We were cruising at 80kph and had to slow down at times only to let splashes of water on the windshield reside. Rocks, sand, plants, and everything in our path was gobbled up by the Raptor. We didn’t hit 140kph, but how many vehicles can get you through such an environment at 80kph without an exhaust pipe? Talk about being built tough.
Still the one to beat
After off-roading, we had a hearty lunch in Clark and headed off to Nueva Ecija, where we stayed at the gorgeous Highland Bali Villas. On the way there, my team switched over to the other Raptor and we had a great time overtaking everyone and everything in our path. The power delivery is sudden and linear. It’s like being in a capable roadster, only you’re taller than everything else, save for actual trucks.
At the end of the day, I can rundown all the specs of the new Ranger lineup and bore you with the details, but nothing beats real-world experience and the new Rangers, especially the Wildtrak and Raptor variants, certainly gives you that go-anywhere feeling. The amount of driver-assist technologies and electronics is insane, though only time will tell if they would hold up given the type of environments you’d be tempted to bring the Ranger in.

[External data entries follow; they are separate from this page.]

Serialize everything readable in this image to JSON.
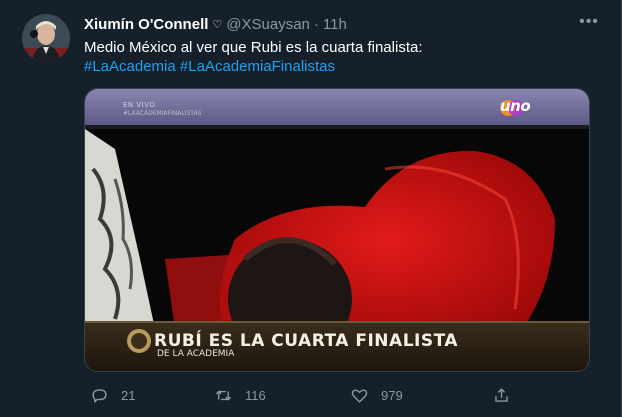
{
  "tweet": {
    "display_name": "Xiumín O'Connell",
    "name_icon": "heart-outline-icon",
    "handle": "@XSuaysan",
    "separator": "·",
    "time": "11h",
    "more_icon": "more-horizontal-icon",
    "text": "Medio México al ver que Rubi es la cuarta finalista:",
    "hashtags": [
      "#LaAcademia",
      "#LaAcademiaFinalistas"
    ]
  },
  "media": {
    "live_label": "EN VIVO",
    "live_hashtag": "#LAACADEMIAFINALISTAS",
    "channel_logo": "uno",
    "caption": "RUBÍ ES LA CUARTA FINALISTA",
    "caption_sub": "DE LA ACADEMIA"
  },
  "actions": {
    "reply": {
      "icon": "reply-icon",
      "count": "21"
    },
    "retweet": {
      "icon": "retweet-icon",
      "count": "116"
    },
    "like": {
      "icon": "heart-icon",
      "count": "979"
    },
    "share": {
      "icon": "share-icon"
    }
  },
  "colors": {
    "background": "#15202b",
    "text": "#ffffff",
    "secondary": "#8899a6",
    "link": "#1da1f2",
    "border": "#38444d"
  }
}
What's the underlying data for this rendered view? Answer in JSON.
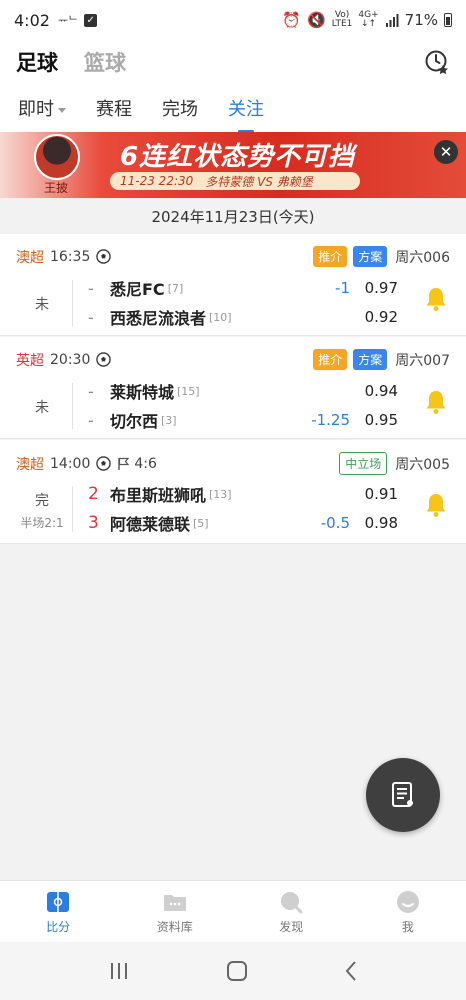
{
  "status_bar": {
    "time": "4:02",
    "left_mini": "ᅲᄂ",
    "net_top": "Vo)",
    "net_bottom": "LTE1",
    "sig_top": "4G+",
    "sig_bottom": "↓↑",
    "battery": "71%"
  },
  "top_nav": {
    "tab_football": "足球",
    "tab_basketball": "篮球"
  },
  "sub_tabs": [
    {
      "label": "即时"
    },
    {
      "label": "赛程"
    },
    {
      "label": "完场"
    },
    {
      "label": "关注"
    }
  ],
  "banner": {
    "person": "王披",
    "headline": "6连红状态势不可挡",
    "date": "11-23 22:30",
    "match": "多特蒙德 VS 弗赖堡"
  },
  "date_header": "2024年11月23日(今天)",
  "matches": [
    {
      "league": "澳超",
      "kickoff": "16:35",
      "badge1": "推介",
      "badge2": "方案",
      "match_no": "周六006",
      "status": "未",
      "home": {
        "score": "-",
        "name": "悉尼FC",
        "rank": "[7]",
        "handicap": "-1",
        "odds": "0.97"
      },
      "away": {
        "score": "-",
        "name": "西悉尼流浪者",
        "rank": "[10]",
        "handicap": "",
        "odds": "0.92"
      }
    },
    {
      "league": "英超",
      "kickoff": "20:30",
      "badge1": "推介",
      "badge2": "方案",
      "match_no": "周六007",
      "status": "未",
      "home": {
        "score": "-",
        "name": "莱斯特城",
        "rank": "[15]",
        "handicap": "",
        "odds": "0.94"
      },
      "away": {
        "score": "-",
        "name": "切尔西",
        "rank": "[3]",
        "handicap": "-1.25",
        "odds": "0.95"
      }
    },
    {
      "league": "澳超",
      "kickoff": "14:00",
      "corners": "4:6",
      "badge1": "中立场",
      "match_no": "周六005",
      "status": "完",
      "halftime": "半场2:1",
      "home": {
        "score": "2",
        "name": "布里斯班狮吼",
        "rank": "[13]",
        "handicap": "",
        "odds": "0.91"
      },
      "away": {
        "score": "3",
        "name": "阿德莱德联",
        "rank": "[5]",
        "handicap": "-0.5",
        "odds": "0.98"
      }
    }
  ],
  "bottom_nav": [
    {
      "label": "比分"
    },
    {
      "label": "资料库"
    },
    {
      "label": "发现"
    },
    {
      "label": "我"
    }
  ],
  "colors": {
    "accent": "#2b7de1",
    "league_orange": "#d9601a",
    "league_red": "#e2333a",
    "badge_orange": "#f6a623",
    "badge_blue": "#3a86ea",
    "bell": "#f5c518"
  }
}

Probably the only downside of driving a Ranger (and the Raptor, especially) is it won’t be too easy to maneuver something so huge in city streets. But if you crave maximum on-road presence, there’s nothing quite like it. And when it comes to pure performance, the Rangers are well worth their great reputation. After all these years, the badge is still at the top of the food chain.